You would think, like turntables and album-oriented rock stations, that the rule about women artists would be a relic of the past. But check your local country radio dial and you’re likely to find it’s still true. In 2019 only 10 percent of country radio plays were by female singers.
Sarah Smarsh’s new book mentions that fact, but, like her wonderful 2018 memoir, Heartland, it’s more a celebration of resilient women than a commentary on continuing injustices, (though it is that, too). Smarsh is a overcomer herself, having found a place as a journalist and writer after a childhood of rural Kansas economic hardship. She talks about her story and the women in her life in the new book, but the real embodiment of the working woman’s fight for her is someone I used to play on those old turntables—Dolly Parton.
Dolly is having a moment in the culture right now as she is celebrated as a unifying figure with Oprah-esque levels of approval. Smarsh notes that the love being sent her way by those who might once have dismissed her as an Appalachian novelty act is gratifying. “It’s a magnificent thing to witness — an atonement countless women have deserved but never received, flowering while the woman is alive to see it.” (ix)
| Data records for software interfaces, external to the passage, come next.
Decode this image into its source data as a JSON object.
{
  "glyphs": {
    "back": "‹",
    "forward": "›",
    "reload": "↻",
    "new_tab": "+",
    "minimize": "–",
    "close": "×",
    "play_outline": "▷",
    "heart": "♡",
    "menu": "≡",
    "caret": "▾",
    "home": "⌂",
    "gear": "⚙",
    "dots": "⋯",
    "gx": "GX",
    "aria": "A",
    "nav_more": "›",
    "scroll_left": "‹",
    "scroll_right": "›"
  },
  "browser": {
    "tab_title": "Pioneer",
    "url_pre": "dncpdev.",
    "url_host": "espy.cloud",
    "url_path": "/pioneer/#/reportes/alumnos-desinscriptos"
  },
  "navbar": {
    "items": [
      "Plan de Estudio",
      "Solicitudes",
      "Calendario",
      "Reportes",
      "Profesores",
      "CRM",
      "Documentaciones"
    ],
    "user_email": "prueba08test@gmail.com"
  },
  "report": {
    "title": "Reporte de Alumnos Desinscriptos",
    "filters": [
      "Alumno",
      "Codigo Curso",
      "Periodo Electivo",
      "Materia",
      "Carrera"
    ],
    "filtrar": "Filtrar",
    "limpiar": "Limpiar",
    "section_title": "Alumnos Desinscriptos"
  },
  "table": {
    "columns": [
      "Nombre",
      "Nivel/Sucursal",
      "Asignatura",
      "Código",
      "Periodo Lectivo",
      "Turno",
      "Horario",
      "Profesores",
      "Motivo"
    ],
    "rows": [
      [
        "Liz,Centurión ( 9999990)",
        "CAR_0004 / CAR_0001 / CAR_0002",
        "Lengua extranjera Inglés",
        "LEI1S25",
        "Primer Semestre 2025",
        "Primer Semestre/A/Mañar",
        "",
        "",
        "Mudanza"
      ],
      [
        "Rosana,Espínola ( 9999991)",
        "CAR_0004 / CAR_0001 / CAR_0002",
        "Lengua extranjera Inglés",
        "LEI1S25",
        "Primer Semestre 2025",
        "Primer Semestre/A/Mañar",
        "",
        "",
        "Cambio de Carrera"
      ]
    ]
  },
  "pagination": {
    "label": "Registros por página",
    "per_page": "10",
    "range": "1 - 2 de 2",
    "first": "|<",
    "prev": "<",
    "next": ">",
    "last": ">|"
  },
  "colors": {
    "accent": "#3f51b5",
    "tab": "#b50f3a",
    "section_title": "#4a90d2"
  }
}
Smarsh’s book, She Come By It Natural: Dolly Parton and the Women Who Lived Her Songs, is a reprinting of a four-part magazine series she wrote in 2016, before the latest Dolly revival. You get the highpoints of Parton’s life and career: the Smoky Mountain family that raised her, the long and tumultuous partnership with Porter Wagoner who called her his ‘lady singer,’ the sterling solo career, “Jolene,” 9 to 5, Dollywood. But you also get her resistance to the word ‘feminism’ and her disarming way of turning the tables on those who would set her course for her. “Parton fashioned herself as a ‘floozy’ not because she sought men’s approval but because sexualizing herself took control from men who otherwise would have done it for her,” Smarsh observes. (99)
Smarsh also interlaces her own experiences among working class women who saw their lives reflected in Dolly’s songs and attitude and loved her for it. Smarsh herself has gone on to work in realms with different discourses for female empowerment, but she doesn’t begrudge her Grandma Betty her Dolly cassette tapes. “In the context of her native class, Parton’s gift to young women is not a statement but an example. One wishes for both from a hero. But, if I could only have one of the two, I’d pick the latter.” (171)
There is some hagiography here, but Smarsh is a master at keeping it real. She keeps humanity at the forefront and recognizes the struggle we all have to be real and the ways we fail. Even Dolly Parton. Commenting on Parton’s autobiography, Smarsh says, “In Dolly, she counted three loves that most shaped her: God, music, and sex…Parton, like her creative mother with a box of rags, has refashioned and sewn these themes together to create her own authentic life.” (176-7)
There are women who sing songs about such things. They ought to be heard back to back.